----- PROVIDED ENTRIES -----
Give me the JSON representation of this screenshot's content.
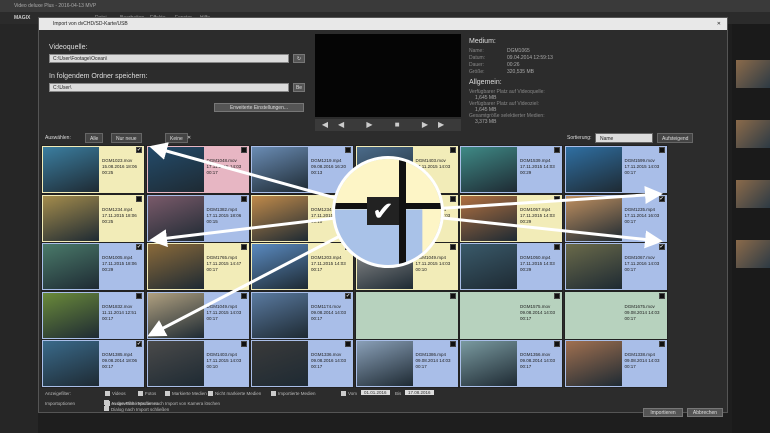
{
  "app": {
    "title": "Video deluxe Plus - 2016-04-13 MVP",
    "logo": "MAGIX",
    "menu": [
      "Datei",
      "Bearbeiten",
      "Effekte",
      "Fenster",
      "Hilfe"
    ]
  },
  "dialog": {
    "title": "Import von dvCHD/SD-Karte/USB",
    "source_label": "Videoquelle:",
    "source_value": "C:\\User\\Footage\\Ocean\\",
    "target_label": "In folgendem Ordner speichern:",
    "target_value": "C:\\User\\",
    "browse": "Be",
    "advanced": "Erweiterte Einstellungen..."
  },
  "media": {
    "heading": "Medium:",
    "rows": [
      [
        "Name:",
        "DGM1065"
      ],
      [
        "Datum:",
        "09.04.2014 12:59:13"
      ],
      [
        "Dauer:",
        "00:26"
      ],
      [
        "Größe:",
        "320,535 MB"
      ]
    ],
    "general_heading": "Allgemein:",
    "general": [
      [
        "Verfügbarer Platz auf Videoquelle:",
        "1,645 MB"
      ],
      [
        "Verfügbarer Platz auf Videoziel:",
        "1,645 MB"
      ],
      [
        "Gesamtgröße selektierter Medien:",
        "3,373 MB"
      ]
    ]
  },
  "toolbar": {
    "select_label": "Auswählen:",
    "all": "Alle",
    "only_new": "Nur neue",
    "none": "Keine",
    "clear": "✕",
    "sort_label": "Sortierung:",
    "sort_value": "Name",
    "order": "Aufsteigend"
  },
  "clips": [
    {
      "name": "DGM1023.mov",
      "date": "15.08.2016 18:06",
      "dur": "00:25",
      "checked": true,
      "bg": "#f2ecb8",
      "img": "#3b7ea0"
    },
    {
      "name": "DGM1048.mov",
      "date": "17.11.2015 14:03",
      "dur": "00:17",
      "checked": false,
      "bg": "#e7b6c3",
      "img": "#234b6a"
    },
    {
      "name": "DGM1219.mp4",
      "date": "09.08.2016 16:20",
      "dur": "00:13",
      "checked": false,
      "bg": "#a9bee8",
      "img": "#6a8cb4"
    },
    {
      "name": "DGM1403.mov",
      "date": "17.11.2015 14:03",
      "dur": "00:10",
      "checked": false,
      "bg": "#f2ecb8",
      "img": "#4b6b8a"
    },
    {
      "name": "DGM1539.mp4",
      "date": "17.11.2015 14:03",
      "dur": "00:29",
      "checked": false,
      "bg": "#a9bee8",
      "img": "#3f8a86"
    },
    {
      "name": "DGM1599.mov",
      "date": "17.11.2015 14:03",
      "dur": "00:17",
      "checked": false,
      "bg": "#a9bee8",
      "img": "#2f6fa2"
    },
    {
      "name": "DGM1234.mp4",
      "date": "17.11.2015 18:06",
      "dur": "00:25",
      "checked": false,
      "bg": "#f2ecb8",
      "img": "#a48c4c"
    },
    {
      "name": "DGM1382.mp4",
      "date": "17.11.2015 18:06",
      "dur": "00:15",
      "checked": false,
      "bg": "#a9bee8",
      "img": "#7a5a6a"
    },
    {
      "name": "DGM1234.mov",
      "date": "17.11.2015 14:03",
      "dur": "00:10",
      "checked": false,
      "bg": "#f2ecb8",
      "img": "#c08a4a"
    },
    {
      "name": "DGM1403.mp4",
      "date": "17.11.2015 14:03",
      "dur": "00:10",
      "checked": false,
      "bg": "#f2ecb8",
      "img": "#707070"
    },
    {
      "name": "DGM1057.mp4",
      "date": "17.11.2015 14:03",
      "dur": "00:29",
      "checked": false,
      "bg": "#f2ecb8",
      "img": "#b07040"
    },
    {
      "name": "DGM1235.mp4",
      "date": "17.11.2014 16:03",
      "dur": "00:17",
      "checked": true,
      "bg": "#a9bee8",
      "img": "#c09060"
    },
    {
      "name": "DGM1005.mp4",
      "date": "17.11.2015 18:06",
      "dur": "00:29",
      "checked": true,
      "bg": "#a9bee8",
      "img": "#4a7a6a"
    },
    {
      "name": "DGM1765.mp4",
      "date": "17.11.2015 14:47",
      "dur": "00:17",
      "checked": false,
      "bg": "#f2ecb8",
      "img": "#8a6a3a"
    },
    {
      "name": "DGM1203.mp4",
      "date": "17.11.2015 14:03",
      "dur": "00:17",
      "checked": false,
      "bg": "#f2ecb8",
      "img": "#5a8ac0"
    },
    {
      "name": "DGM1049.mp4",
      "date": "17.11.2015 14:03",
      "dur": "00:10",
      "checked": false,
      "bg": "#f2ecb8",
      "img": "#909090"
    },
    {
      "name": "DGM1050.mp4",
      "date": "17.11.2015 14:03",
      "dur": "00:29",
      "checked": false,
      "bg": "#a9bee8",
      "img": "#3a5a6a"
    },
    {
      "name": "DGM1067.mov",
      "date": "17.11.2016 14:03",
      "dur": "00:17",
      "checked": true,
      "bg": "#a9bee8",
      "img": "#6a6a4a"
    },
    {
      "name": "DGM1832.mov",
      "date": "11.11.2014 12:51",
      "dur": "00:17",
      "checked": false,
      "bg": "#a9bee8",
      "img": "#6a8a3a"
    },
    {
      "name": "DGM1049.mp4",
      "date": "17.11.2015 14:03",
      "dur": "00:17",
      "checked": false,
      "bg": "#a9bee8",
      "img": "#b0a080"
    },
    {
      "name": "DGM1174.mov",
      "date": "09.08.2014 14:03",
      "dur": "00:17",
      "checked": true,
      "bg": "#a9bee8",
      "img": "#5a7aa0"
    },
    {
      "name": "",
      "date": "",
      "dur": "",
      "checked": false,
      "bg": "#b7d2be",
      "img": "#b7d2be"
    },
    {
      "name": "DGM1575.mov",
      "date": "09.08.2014 14:03",
      "dur": "00:17",
      "checked": false,
      "bg": "#b7d2be",
      "img": "#b7d2be"
    },
    {
      "name": "DGM1675.mov",
      "date": "09.08.2014 14:03",
      "dur": "00:17",
      "checked": false,
      "bg": "#b7d2be",
      "img": "#b7d2be"
    },
    {
      "name": "DGM1385.mp4",
      "date": "09.08.2014 18:06",
      "dur": "00:17",
      "checked": true,
      "bg": "#a9bee8",
      "img": "#3a6a8a"
    },
    {
      "name": "DGM1403.mp4",
      "date": "17.11.2015 14:03",
      "dur": "00:10",
      "checked": false,
      "bg": "#a9bee8",
      "img": "#4a4a4a"
    },
    {
      "name": "DGM1336.mov",
      "date": "09.08.2016 14:03",
      "dur": "00:17",
      "checked": false,
      "bg": "#a9bee8",
      "img": "#3a3a3a"
    },
    {
      "name": "DGM1386.mp4",
      "date": "09.08.2014 14:03",
      "dur": "00:17",
      "checked": false,
      "bg": "#a9bee8",
      "img": "#8aa0b8"
    },
    {
      "name": "DGM1356.mov",
      "date": "09.08.2014 14:03",
      "dur": "00:17",
      "checked": false,
      "bg": "#a9bee8",
      "img": "#7a9aa0"
    },
    {
      "name": "DGM1338.mp4",
      "date": "09.08.2014 14:03",
      "dur": "00:17",
      "checked": false,
      "bg": "#a9bee8",
      "img": "#a07050"
    }
  ],
  "filter": {
    "label": "Anzeigefilter:",
    "opts": [
      "Videos",
      "Fotos",
      "Markierte Medien",
      "Nicht markierte Medien",
      "Importierte Medien"
    ],
    "from_label": "Vom",
    "from": "01.01.2016",
    "to_label": "Bis",
    "to": "17.08.2016",
    "options_label": "Importoptionen",
    "opt1": "In den Film importieren",
    "opt2": "Ausgewählte Medien nach Import von Kamera löschen",
    "opt3": "Dialog nach Import schließen"
  },
  "actions": {
    "import": "Importieren",
    "cancel": "Abbrechen"
  }
}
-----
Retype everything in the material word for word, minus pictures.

Give me the JSON representation of this screenshot's content.
{
  "app": {
    "title": "Video deluxe Plus - 2016-04-13 MVP",
    "logo": "MAGIX",
    "menu": [
      "Datei",
      "Bearbeiten",
      "Effekte",
      "Fenster",
      "Hilfe"
    ]
  },
  "dialog": {
    "title": "Import von dvCHD/SD-Karte/USB",
    "source_label": "Videoquelle:",
    "source_value": "C:\\User\\Footage\\Ocean\\",
    "target_label": "In folgendem Ordner speichern:",
    "target_value": "C:\\User\\",
    "browse": "Be",
    "advanced": "Erweiterte Einstellungen..."
  },
  "media": {
    "heading": "Medium:",
    "rows": [
      [
        "Name:",
        "DGM1065"
      ],
      [
        "Datum:",
        "09.04.2014 12:59:13"
      ],
      [
        "Dauer:",
        "00:26"
      ],
      [
        "Größe:",
        "320,535 MB"
      ]
    ],
    "general_heading": "Allgemein:",
    "general": [
      [
        "Verfügbarer Platz auf Videoquelle:",
        "1,645 MB"
      ],
      [
        "Verfügbarer Platz auf Videoziel:",
        "1,645 MB"
      ],
      [
        "Gesamtgröße selektierter Medien:",
        "3,373 MB"
      ]
    ]
  },
  "toolbar": {
    "select_label": "Auswählen:",
    "all": "Alle",
    "only_new": "Nur neue",
    "none": "Keine",
    "clear": "✕",
    "sort_label": "Sortierung:",
    "sort_value": "Name",
    "order": "Aufsteigend"
  },
  "clips": [
    {
      "name": "DGM1023.mov",
      "date": "15.08.2016 18:06",
      "dur": "00:25",
      "checked": true,
      "bg": "#f2ecb8",
      "img": "#3b7ea0"
    },
    {
      "name": "DGM1048.mov",
      "date": "17.11.2015 14:03",
      "dur": "00:17",
      "checked": false,
      "bg": "#e7b6c3",
      "img": "#234b6a"
    },
    {
      "name": "DGM1219.mp4",
      "date": "09.08.2016 16:20",
      "dur": "00:13",
      "checked": false,
      "bg": "#a9bee8",
      "img": "#6a8cb4"
    },
    {
      "name": "DGM1403.mov",
      "date": "17.11.2015 14:03",
      "dur": "00:10",
      "checked": false,
      "bg": "#f2ecb8",
      "img": "#4b6b8a"
    },
    {
      "name": "DGM1539.mp4",
      "date": "17.11.2015 14:03",
      "dur": "00:29",
      "checked": false,
      "bg": "#a9bee8",
      "img": "#3f8a86"
    },
    {
      "name": "DGM1599.mov",
      "date": "17.11.2015 14:03",
      "dur": "00:17",
      "checked": false,
      "bg": "#a9bee8",
      "img": "#2f6fa2"
    },
    {
      "name": "DGM1234.mp4",
      "date": "17.11.2015 18:06",
      "dur": "00:25",
      "checked": false,
      "bg": "#f2ecb8",
      "img": "#a48c4c"
    },
    {
      "name": "DGM1382.mp4",
      "date": "17.11.2015 18:06",
      "dur": "00:15",
      "checked": false,
      "bg": "#a9bee8",
      "img": "#7a5a6a"
    },
    {
      "name": "DGM1234.mov",
      "date": "17.11.2015 14:03",
      "dur": "00:10",
      "checked": false,
      "bg": "#f2ecb8",
      "img": "#c08a4a"
    },
    {
      "name": "DGM1403.mp4",
      "date": "17.11.2015 14:03",
      "dur": "00:10",
      "checked": false,
      "bg": "#f2ecb8",
      "img": "#707070"
    },
    {
      "name": "DGM1057.mp4",
      "date": "17.11.2015 14:03",
      "dur": "00:29",
      "checked": false,
      "bg": "#f2ecb8",
      "img": "#b07040"
    },
    {
      "name": "DGM1235.mp4",
      "date": "17.11.2014 16:03",
      "dur": "00:17",
      "checked": true,
      "bg": "#a9bee8",
      "img": "#c09060"
    },
    {
      "name": "DGM1005.mp4",
      "date": "17.11.2015 18:06",
      "dur": "00:29",
      "checked": true,
      "bg": "#a9bee8",
      "img": "#4a7a6a"
    },
    {
      "name": "DGM1765.mp4",
      "date": "17.11.2015 14:47",
      "dur": "00:17",
      "checked": false,
      "bg": "#f2ecb8",
      "img": "#8a6a3a"
    },
    {
      "name": "DGM1203.mp4",
      "date": "17.11.2015 14:03",
      "dur": "00:17",
      "checked": false,
      "bg": "#f2ecb8",
      "img": "#5a8ac0"
    },
    {
      "name": "DGM1049.mp4",
      "date": "17.11.2015 14:03",
      "dur": "00:10",
      "checked": false,
      "bg": "#f2ecb8",
      "img": "#909090"
    },
    {
      "name": "DGM1050.mp4",
      "date": "17.11.2015 14:03",
      "dur": "00:29",
      "checked": false,
      "bg": "#a9bee8",
      "img": "#3a5a6a"
    },
    {
      "name": "DGM1067.mov",
      "date": "17.11.2016 14:03",
      "dur": "00:17",
      "checked": true,
      "bg": "#a9bee8",
      "img": "#6a6a4a"
    },
    {
      "name": "DGM1832.mov",
      "date": "11.11.2014 12:51",
      "dur": "00:17",
      "checked": false,
      "bg": "#a9bee8",
      "img": "#6a8a3a"
    },
    {
      "name": "DGM1049.mp4",
      "date": "17.11.2015 14:03",
      "dur": "00:17",
      "checked": false,
      "bg": "#a9bee8",
      "img": "#b0a080"
    },
    {
      "name": "DGM1174.mov",
      "date": "09.08.2014 14:03",
      "dur": "00:17",
      "checked": true,
      "bg": "#a9bee8",
      "img": "#5a7aa0"
    },
    {
      "name": "",
      "date": "",
      "dur": "",
      "checked": false,
      "bg": "#b7d2be",
      "img": "#b7d2be"
    },
    {
      "name": "DGM1575.mov",
      "date": "09.08.2014 14:03",
      "dur": "00:17",
      "checked": false,
      "bg": "#b7d2be",
      "img": "#b7d2be"
    },
    {
      "name": "DGM1675.mov",
      "date": "09.08.2014 14:03",
      "dur": "00:17",
      "checked": false,
      "bg": "#b7d2be",
      "img": "#b7d2be"
    },
    {
      "name": "DGM1385.mp4",
      "date": "09.08.2014 18:06",
      "dur": "00:17",
      "checked": true,
      "bg": "#a9bee8",
      "img": "#3a6a8a"
    },
    {
      "name": "DGM1403.mp4",
      "date": "17.11.2015 14:03",
      "dur": "00:10",
      "checked": false,
      "bg": "#a9bee8",
      "img": "#4a4a4a"
    },
    {
      "name": "DGM1336.mov",
      "date": "09.08.2016 14:03",
      "dur": "00:17",
      "checked": false,
      "bg": "#a9bee8",
      "img": "#3a3a3a"
    },
    {
      "name": "DGM1386.mp4",
      "date": "09.08.2014 14:03",
      "dur": "00:17",
      "checked": false,
      "bg": "#a9bee8",
      "img": "#8aa0b8"
    },
    {
      "name": "DGM1356.mov",
      "date": "09.08.2014 14:03",
      "dur": "00:17",
      "checked": false,
      "bg": "#a9bee8",
      "img": "#7a9aa0"
    },
    {
      "name": "DGM1338.mp4",
      "date": "09.08.2014 14:03",
      "dur": "00:17",
      "checked": false,
      "bg": "#a9bee8",
      "img": "#a07050"
    }
  ],
  "filter": {
    "label": "Anzeigefilter:",
    "opts": [
      "Videos",
      "Fotos",
      "Markierte Medien",
      "Nicht markierte Medien",
      "Importierte Medien"
    ],
    "from_label": "Vom",
    "from": "01.01.2016",
    "to_label": "Bis",
    "to": "17.08.2016",
    "options_label": "Importoptionen",
    "opt1": "In den Film importieren",
    "opt2": "Ausgewählte Medien nach Import von Kamera löschen",
    "opt3": "Dialog nach Import schließen"
  },
  "actions": {
    "import": "Importieren",
    "cancel": "Abbrechen"
  }
}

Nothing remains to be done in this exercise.